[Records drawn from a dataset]

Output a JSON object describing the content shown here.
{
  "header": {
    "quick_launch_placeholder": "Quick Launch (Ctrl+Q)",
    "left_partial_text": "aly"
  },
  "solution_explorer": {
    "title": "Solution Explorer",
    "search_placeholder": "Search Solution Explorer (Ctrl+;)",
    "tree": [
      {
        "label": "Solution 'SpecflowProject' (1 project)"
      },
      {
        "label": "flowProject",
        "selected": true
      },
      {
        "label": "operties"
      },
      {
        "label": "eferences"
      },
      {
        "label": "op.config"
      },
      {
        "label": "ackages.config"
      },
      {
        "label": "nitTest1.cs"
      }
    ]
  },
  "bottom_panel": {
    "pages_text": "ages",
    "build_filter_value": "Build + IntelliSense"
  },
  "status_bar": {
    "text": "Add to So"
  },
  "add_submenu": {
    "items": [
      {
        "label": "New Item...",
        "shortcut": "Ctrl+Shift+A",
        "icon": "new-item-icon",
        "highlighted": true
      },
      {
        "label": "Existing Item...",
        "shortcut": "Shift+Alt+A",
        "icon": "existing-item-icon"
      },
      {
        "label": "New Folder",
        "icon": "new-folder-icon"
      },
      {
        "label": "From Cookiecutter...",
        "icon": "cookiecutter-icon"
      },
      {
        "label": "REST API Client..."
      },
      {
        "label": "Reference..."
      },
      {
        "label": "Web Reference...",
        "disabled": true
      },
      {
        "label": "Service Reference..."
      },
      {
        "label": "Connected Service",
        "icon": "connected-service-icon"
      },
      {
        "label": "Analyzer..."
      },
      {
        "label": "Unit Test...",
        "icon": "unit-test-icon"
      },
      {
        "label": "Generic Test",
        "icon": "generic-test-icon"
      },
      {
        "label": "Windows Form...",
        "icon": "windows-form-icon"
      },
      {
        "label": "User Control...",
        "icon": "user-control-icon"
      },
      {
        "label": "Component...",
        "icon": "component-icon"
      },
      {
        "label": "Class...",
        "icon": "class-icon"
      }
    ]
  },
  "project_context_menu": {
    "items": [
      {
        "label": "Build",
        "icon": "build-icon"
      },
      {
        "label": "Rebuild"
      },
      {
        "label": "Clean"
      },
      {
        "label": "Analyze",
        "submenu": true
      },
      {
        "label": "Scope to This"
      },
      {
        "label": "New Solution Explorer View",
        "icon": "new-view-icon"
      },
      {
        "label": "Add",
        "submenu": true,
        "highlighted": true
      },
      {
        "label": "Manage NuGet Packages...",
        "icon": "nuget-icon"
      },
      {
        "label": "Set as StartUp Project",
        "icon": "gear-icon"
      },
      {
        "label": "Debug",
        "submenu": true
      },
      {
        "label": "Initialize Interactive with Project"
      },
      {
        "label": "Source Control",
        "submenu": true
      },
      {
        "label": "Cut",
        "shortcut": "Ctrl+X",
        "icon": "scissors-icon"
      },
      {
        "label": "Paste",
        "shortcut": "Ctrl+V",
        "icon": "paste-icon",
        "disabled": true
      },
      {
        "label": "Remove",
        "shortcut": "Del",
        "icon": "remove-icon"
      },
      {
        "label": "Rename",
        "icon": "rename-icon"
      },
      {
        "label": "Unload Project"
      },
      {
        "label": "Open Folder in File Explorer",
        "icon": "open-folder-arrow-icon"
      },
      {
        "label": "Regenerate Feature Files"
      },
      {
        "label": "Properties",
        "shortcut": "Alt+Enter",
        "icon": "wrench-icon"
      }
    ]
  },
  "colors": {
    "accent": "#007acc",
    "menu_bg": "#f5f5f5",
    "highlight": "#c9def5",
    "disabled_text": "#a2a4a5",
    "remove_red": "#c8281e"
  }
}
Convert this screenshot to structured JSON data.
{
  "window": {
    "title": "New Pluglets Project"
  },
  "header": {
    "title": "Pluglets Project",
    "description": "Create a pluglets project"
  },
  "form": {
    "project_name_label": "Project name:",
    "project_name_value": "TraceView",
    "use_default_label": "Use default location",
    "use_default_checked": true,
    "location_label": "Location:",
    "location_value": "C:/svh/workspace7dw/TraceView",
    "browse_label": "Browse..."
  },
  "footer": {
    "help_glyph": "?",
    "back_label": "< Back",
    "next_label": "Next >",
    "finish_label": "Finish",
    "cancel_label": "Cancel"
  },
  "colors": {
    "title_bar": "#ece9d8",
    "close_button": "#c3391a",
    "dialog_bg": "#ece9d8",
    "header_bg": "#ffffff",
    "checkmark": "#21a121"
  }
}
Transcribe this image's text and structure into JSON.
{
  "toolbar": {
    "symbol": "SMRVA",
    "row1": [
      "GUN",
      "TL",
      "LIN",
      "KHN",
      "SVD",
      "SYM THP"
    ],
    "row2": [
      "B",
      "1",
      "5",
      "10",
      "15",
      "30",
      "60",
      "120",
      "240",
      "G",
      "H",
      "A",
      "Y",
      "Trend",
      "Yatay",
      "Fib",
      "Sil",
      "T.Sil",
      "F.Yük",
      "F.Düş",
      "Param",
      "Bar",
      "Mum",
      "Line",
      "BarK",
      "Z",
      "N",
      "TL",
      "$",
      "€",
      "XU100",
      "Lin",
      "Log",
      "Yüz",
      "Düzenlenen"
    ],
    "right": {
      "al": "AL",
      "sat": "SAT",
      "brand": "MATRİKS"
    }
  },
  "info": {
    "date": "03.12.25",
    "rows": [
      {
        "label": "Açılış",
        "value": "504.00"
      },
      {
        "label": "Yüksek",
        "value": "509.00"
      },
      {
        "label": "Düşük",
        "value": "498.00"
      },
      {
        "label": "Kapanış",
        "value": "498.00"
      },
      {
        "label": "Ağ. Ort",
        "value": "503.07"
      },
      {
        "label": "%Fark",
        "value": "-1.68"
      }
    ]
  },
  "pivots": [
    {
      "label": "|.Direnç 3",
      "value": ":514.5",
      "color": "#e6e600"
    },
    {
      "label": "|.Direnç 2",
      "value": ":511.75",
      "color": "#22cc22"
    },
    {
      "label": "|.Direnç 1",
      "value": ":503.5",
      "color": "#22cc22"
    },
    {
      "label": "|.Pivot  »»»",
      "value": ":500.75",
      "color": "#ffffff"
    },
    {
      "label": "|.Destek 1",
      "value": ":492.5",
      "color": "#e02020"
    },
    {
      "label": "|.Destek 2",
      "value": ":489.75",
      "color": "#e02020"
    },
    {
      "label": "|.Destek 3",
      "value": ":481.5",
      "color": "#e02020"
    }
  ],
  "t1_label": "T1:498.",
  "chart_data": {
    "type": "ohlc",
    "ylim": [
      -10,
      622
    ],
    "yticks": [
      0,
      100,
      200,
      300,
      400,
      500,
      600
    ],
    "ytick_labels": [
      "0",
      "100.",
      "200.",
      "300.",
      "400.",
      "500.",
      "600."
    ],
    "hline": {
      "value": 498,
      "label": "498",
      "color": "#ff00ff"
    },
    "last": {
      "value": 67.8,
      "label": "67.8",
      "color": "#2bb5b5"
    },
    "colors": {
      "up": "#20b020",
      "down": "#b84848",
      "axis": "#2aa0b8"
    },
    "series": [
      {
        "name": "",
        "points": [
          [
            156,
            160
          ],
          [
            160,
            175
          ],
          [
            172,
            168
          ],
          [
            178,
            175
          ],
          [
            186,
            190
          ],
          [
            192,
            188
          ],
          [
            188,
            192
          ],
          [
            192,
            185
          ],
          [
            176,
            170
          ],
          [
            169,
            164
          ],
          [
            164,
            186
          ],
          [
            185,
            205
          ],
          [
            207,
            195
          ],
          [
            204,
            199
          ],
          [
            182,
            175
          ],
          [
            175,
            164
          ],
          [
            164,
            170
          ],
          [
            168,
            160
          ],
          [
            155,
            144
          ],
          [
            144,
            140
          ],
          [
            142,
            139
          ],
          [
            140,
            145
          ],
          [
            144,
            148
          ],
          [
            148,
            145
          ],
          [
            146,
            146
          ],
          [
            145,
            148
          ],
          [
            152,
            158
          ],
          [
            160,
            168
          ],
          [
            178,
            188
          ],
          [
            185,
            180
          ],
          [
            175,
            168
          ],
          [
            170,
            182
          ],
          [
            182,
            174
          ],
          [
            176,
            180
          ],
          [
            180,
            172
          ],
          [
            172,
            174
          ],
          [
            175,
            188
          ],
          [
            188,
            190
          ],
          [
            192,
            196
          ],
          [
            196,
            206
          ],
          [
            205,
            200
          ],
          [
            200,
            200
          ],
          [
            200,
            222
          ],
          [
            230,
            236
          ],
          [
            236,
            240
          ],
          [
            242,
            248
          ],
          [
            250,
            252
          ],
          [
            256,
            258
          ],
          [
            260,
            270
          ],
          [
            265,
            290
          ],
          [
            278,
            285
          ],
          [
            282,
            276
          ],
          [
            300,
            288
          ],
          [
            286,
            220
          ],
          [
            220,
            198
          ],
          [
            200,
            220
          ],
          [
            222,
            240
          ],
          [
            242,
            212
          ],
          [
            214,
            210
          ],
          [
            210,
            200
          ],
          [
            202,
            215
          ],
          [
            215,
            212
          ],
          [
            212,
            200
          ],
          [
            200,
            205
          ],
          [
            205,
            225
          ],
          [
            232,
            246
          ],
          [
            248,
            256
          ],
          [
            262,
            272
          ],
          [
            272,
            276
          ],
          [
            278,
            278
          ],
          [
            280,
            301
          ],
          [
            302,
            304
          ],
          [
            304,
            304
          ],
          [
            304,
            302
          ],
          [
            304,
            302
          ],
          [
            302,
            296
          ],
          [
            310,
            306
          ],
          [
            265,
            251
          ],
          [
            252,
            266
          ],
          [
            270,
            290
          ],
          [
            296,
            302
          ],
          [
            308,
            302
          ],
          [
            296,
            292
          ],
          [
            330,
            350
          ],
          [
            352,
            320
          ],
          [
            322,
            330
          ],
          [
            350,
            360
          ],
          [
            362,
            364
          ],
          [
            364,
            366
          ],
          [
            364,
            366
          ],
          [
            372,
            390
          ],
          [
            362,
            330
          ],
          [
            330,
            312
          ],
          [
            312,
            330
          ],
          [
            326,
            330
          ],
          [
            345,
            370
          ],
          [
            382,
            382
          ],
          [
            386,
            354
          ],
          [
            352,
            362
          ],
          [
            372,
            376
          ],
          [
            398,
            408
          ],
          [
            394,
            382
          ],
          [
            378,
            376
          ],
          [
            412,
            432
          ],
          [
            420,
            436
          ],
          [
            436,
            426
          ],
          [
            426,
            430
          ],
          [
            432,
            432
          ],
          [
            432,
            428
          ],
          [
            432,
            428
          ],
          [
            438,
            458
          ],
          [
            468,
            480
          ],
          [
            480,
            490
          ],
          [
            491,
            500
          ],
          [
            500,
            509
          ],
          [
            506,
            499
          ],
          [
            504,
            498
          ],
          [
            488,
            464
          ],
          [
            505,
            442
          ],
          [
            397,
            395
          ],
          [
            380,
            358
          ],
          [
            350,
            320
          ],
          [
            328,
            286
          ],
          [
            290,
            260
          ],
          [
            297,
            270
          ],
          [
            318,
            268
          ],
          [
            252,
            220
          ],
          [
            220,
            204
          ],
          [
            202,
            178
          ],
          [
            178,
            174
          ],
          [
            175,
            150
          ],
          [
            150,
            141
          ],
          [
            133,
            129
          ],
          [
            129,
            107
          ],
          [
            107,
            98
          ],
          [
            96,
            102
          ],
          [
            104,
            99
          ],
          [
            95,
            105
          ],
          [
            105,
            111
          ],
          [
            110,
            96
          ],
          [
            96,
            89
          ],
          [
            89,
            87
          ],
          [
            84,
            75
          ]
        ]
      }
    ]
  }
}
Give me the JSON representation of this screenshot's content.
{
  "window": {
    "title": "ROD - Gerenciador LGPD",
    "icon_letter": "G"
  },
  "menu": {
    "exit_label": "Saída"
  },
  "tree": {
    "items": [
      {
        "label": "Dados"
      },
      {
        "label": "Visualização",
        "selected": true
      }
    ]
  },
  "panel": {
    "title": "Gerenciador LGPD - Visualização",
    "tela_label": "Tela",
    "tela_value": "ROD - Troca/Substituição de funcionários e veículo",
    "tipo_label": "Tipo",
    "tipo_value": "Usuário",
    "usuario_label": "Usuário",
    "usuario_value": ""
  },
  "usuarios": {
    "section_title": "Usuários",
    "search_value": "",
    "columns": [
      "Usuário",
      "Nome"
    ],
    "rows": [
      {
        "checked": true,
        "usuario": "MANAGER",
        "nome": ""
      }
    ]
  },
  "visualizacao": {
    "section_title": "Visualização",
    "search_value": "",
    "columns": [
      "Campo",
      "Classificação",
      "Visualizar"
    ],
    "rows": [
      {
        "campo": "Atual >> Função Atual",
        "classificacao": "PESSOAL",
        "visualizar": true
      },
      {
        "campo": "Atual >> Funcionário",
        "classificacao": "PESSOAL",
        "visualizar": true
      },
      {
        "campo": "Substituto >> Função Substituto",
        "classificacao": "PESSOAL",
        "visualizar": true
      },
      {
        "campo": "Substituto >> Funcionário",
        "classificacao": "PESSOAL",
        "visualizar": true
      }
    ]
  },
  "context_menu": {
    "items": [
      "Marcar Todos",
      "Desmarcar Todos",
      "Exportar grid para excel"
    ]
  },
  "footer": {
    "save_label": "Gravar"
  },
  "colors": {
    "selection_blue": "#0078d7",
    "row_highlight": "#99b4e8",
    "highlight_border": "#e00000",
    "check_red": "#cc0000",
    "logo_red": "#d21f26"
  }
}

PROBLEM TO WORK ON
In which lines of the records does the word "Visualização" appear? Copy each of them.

EXERCISE ANSWER
        "label": "Visualização",
    "title": "Gerenciador LGPD - Visualização",
    "section_title": "Visualização",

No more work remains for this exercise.